> What the exercise asks
The records follow. Give them all back exactly.

=== Material for the task ===

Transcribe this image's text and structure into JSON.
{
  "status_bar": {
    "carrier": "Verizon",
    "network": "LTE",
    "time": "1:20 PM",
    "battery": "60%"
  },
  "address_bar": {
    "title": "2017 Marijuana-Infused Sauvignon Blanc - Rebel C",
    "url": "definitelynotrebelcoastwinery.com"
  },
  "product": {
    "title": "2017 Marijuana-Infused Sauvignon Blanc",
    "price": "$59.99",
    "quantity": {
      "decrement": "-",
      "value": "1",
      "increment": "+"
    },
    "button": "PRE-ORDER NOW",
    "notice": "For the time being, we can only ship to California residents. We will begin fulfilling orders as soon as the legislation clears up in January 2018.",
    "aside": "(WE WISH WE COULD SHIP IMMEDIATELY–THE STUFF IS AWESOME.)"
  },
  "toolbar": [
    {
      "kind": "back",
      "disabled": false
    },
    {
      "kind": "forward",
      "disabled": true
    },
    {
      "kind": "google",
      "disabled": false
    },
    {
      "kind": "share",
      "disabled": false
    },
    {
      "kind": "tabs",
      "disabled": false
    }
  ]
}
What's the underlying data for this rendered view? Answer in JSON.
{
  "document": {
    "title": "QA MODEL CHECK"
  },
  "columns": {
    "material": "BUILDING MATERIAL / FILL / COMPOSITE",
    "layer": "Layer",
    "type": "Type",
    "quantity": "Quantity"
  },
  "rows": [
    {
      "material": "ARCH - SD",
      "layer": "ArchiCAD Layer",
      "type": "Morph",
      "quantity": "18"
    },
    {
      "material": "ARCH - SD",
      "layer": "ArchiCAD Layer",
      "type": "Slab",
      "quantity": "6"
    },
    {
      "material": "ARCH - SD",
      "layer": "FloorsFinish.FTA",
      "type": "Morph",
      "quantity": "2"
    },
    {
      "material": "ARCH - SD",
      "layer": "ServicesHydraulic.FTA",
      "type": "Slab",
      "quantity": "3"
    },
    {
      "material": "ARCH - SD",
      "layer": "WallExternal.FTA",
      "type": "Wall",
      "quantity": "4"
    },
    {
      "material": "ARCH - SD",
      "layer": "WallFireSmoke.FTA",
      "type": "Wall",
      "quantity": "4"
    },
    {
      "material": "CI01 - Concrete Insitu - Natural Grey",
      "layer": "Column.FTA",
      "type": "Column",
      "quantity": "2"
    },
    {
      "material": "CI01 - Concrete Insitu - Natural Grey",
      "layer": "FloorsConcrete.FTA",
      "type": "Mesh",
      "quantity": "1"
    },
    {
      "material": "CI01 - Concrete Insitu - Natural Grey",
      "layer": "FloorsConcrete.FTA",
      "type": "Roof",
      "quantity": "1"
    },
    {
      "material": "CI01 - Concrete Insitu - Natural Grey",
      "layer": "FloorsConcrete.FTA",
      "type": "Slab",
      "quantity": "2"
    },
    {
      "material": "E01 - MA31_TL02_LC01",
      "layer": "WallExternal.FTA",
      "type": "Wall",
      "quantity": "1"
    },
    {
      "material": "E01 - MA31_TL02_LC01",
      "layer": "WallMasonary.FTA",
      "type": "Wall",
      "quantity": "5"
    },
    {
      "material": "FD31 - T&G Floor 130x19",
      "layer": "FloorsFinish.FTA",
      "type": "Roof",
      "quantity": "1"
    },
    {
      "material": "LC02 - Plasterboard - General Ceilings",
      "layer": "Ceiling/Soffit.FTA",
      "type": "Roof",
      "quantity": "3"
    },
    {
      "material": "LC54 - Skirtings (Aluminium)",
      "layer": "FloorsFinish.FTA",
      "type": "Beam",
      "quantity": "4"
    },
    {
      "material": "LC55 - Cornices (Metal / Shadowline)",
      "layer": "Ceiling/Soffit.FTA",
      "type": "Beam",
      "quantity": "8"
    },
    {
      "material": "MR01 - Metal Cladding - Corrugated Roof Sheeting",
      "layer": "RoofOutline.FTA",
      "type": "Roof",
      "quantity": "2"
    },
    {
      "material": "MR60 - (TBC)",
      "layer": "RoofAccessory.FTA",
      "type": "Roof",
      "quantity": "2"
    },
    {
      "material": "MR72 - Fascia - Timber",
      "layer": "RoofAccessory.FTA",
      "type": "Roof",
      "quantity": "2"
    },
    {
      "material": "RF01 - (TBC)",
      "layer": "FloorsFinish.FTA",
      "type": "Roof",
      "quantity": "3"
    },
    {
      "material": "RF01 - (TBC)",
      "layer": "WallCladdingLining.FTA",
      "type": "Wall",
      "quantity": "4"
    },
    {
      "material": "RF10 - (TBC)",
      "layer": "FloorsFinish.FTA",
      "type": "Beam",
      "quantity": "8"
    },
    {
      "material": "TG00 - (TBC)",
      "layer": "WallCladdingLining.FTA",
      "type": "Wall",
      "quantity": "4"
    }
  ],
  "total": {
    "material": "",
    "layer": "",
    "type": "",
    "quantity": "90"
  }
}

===

> Expected output
Transcribe this image's text and structure into JSON.
{
  "status_bar": {
    "carrier": "Verizon",
    "network": "LTE",
    "time": "1:20 PM",
    "battery": "60%"
  },
  "address_bar": {
    "title": "2017 Marijuana-Infused Sauvignon Blanc - Rebel C",
    "url": "definitelynotrebelcoastwinery.com"
  },
  "product": {
    "title": "2017 Marijuana-Infused Sauvignon Blanc",
    "price": "$59.99",
    "quantity": {
      "decrement": "-",
      "value": "1",
      "increment": "+"
    },
    "button": "PRE-ORDER NOW",
    "notice": "For the time being, we can only ship to California residents. We will begin fulfilling orders as soon as the legislation clears up in January 2018.",
    "aside": "(WE WISH WE COULD SHIP IMMEDIATELY–THE STUFF IS AWESOME.)"
  },
  "toolbar": [
    {
      "kind": "back",
      "disabled": false
    },
    {
      "kind": "forward",
      "disabled": true
    },
    {
      "kind": "google",
      "disabled": false
    },
    {
      "kind": "share",
      "disabled": false
    },
    {
      "kind": "tabs",
      "disabled": false
    }
  ]
}
What's the underlying data for this rendered view? Answer in JSON.
{
  "document": {
    "title": "QA MODEL CHECK"
  },
  "columns": {
    "material": "BUILDING MATERIAL / FILL / COMPOSITE",
    "layer": "Layer",
    "type": "Type",
    "quantity": "Quantity"
  },
  "rows": [
    {
      "material": "ARCH - SD",
      "layer": "ArchiCAD Layer",
      "type": "Morph",
      "quantity": "18"
    },
    {
      "material": "ARCH - SD",
      "layer": "ArchiCAD Layer",
      "type": "Slab",
      "quantity": "6"
    },
    {
      "material": "ARCH - SD",
      "layer": "FloorsFinish.FTA",
      "type": "Morph",
      "quantity": "2"
    },
    {
      "material": "ARCH - SD",
      "layer": "ServicesHydraulic.FTA",
      "type": "Slab",
      "quantity": "3"
    },
    {
      "material": "ARCH - SD",
      "layer": "WallExternal.FTA",
      "type": "Wall",
      "quantity": "4"
    },
    {
      "material": "ARCH - SD",
      "layer": "WallFireSmoke.FTA",
      "type": "Wall",
      "quantity": "4"
    },
    {
      "material": "CI01 - Concrete Insitu - Natural Grey",
      "layer": "Column.FTA",
      "type": "Column",
      "quantity": "2"
    },
    {
      "material": "CI01 - Concrete Insitu - Natural Grey",
      "layer": "FloorsConcrete.FTA",
      "type": "Mesh",
      "quantity": "1"
    },
    {
      "material": "CI01 - Concrete Insitu - Natural Grey",
      "layer": "FloorsConcrete.FTA",
      "type": "Roof",
      "quantity": "1"
    },
    {
      "material": "CI01 - Concrete Insitu - Natural Grey",
      "layer": "FloorsConcrete.FTA",
      "type": "Slab",
      "quantity": "2"
    },
    {
      "material": "E01 - MA31_TL02_LC01",
      "layer": "WallExternal.FTA",
      "type": "Wall",
      "quantity": "1"
    },
    {
      "material": "E01 - MA31_TL02_LC01",
      "layer": "WallMasonary.FTA",
      "type": "Wall",
      "quantity": "5"
    },
    {
      "material": "FD31 - T&G Floor 130x19",
      "layer": "FloorsFinish.FTA",
      "type": "Roof",
      "quantity": "1"
    },
    {
      "material": "LC02 - Plasterboard - General Ceilings",
      "layer": "Ceiling/Soffit.FTA",
      "type": "Roof",
      "quantity": "3"
    },
    {
      "material": "LC54 - Skirtings (Aluminium)",
      "layer": "FloorsFinish.FTA",
      "type": "Beam",
      "quantity": "4"
    },
    {
      "material": "LC55 - Cornices (Metal / Shadowline)",
      "layer": "Ceiling/Soffit.FTA",
      "type": "Beam",
      "quantity": "8"
    },
    {
      "material": "MR01 - Metal Cladding - Corrugated Roof Sheeting",
      "layer": "RoofOutline.FTA",
      "type": "Roof",
      "quantity": "2"
    },
    {
      "material": "MR60 - (TBC)",
      "layer": "RoofAccessory.FTA",
      "type": "Roof",
      "quantity": "2"
    },
    {
      "material": "MR72 - Fascia - Timber",
      "layer": "RoofAccessory.FTA",
      "type": "Roof",
      "quantity": "2"
    },
    {
      "material": "RF01 - (TBC)",
      "layer": "FloorsFinish.FTA",
      "type": "Roof",
      "quantity": "3"
    },
    {
      "material": "RF01 - (TBC)",
      "layer": "WallCladdingLining.FTA",
      "type": "Wall",
      "quantity": "4"
    },
    {
      "material": "RF10 - (TBC)",
      "layer": "FloorsFinish.FTA",
      "type": "Beam",
      "quantity": "8"
    },
    {
      "material": "TG00 - (TBC)",
      "layer": "WallCladdingLining.FTA",
      "type": "Wall",
      "quantity": "4"
    }
  ],
  "total": {
    "material": "",
    "layer": "",
    "type": "",
    "quantity": "90"
  }
}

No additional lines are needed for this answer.